The input Start Marker
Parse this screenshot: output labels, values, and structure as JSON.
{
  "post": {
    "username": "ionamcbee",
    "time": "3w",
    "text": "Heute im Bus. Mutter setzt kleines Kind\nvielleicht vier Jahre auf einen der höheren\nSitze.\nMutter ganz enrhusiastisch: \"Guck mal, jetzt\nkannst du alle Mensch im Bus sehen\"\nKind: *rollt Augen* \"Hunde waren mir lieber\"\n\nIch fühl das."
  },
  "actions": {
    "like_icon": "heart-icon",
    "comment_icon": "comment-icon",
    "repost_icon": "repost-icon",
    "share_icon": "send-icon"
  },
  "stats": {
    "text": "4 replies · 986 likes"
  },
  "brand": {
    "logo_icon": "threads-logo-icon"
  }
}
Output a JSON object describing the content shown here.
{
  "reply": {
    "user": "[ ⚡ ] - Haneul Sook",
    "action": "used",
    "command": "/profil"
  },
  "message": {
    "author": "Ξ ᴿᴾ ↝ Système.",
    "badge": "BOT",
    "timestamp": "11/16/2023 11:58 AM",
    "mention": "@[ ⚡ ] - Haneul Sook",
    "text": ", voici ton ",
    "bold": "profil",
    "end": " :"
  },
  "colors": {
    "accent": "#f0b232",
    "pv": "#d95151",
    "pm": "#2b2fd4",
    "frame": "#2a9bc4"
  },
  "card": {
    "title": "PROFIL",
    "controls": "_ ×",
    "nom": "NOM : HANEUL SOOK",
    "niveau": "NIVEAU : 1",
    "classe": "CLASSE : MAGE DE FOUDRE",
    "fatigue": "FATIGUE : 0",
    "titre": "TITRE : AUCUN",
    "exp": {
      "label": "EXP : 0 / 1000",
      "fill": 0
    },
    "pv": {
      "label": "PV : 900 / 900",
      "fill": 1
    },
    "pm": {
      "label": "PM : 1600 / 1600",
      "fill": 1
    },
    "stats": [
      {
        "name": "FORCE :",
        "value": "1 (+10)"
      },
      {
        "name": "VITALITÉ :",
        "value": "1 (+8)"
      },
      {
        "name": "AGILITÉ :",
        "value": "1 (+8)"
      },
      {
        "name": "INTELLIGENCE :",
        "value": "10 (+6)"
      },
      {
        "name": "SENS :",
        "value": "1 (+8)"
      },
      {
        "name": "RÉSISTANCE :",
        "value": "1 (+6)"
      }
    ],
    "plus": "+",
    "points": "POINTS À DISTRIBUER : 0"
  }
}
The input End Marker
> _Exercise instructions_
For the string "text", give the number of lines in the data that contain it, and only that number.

> _Answer to the exercise_
3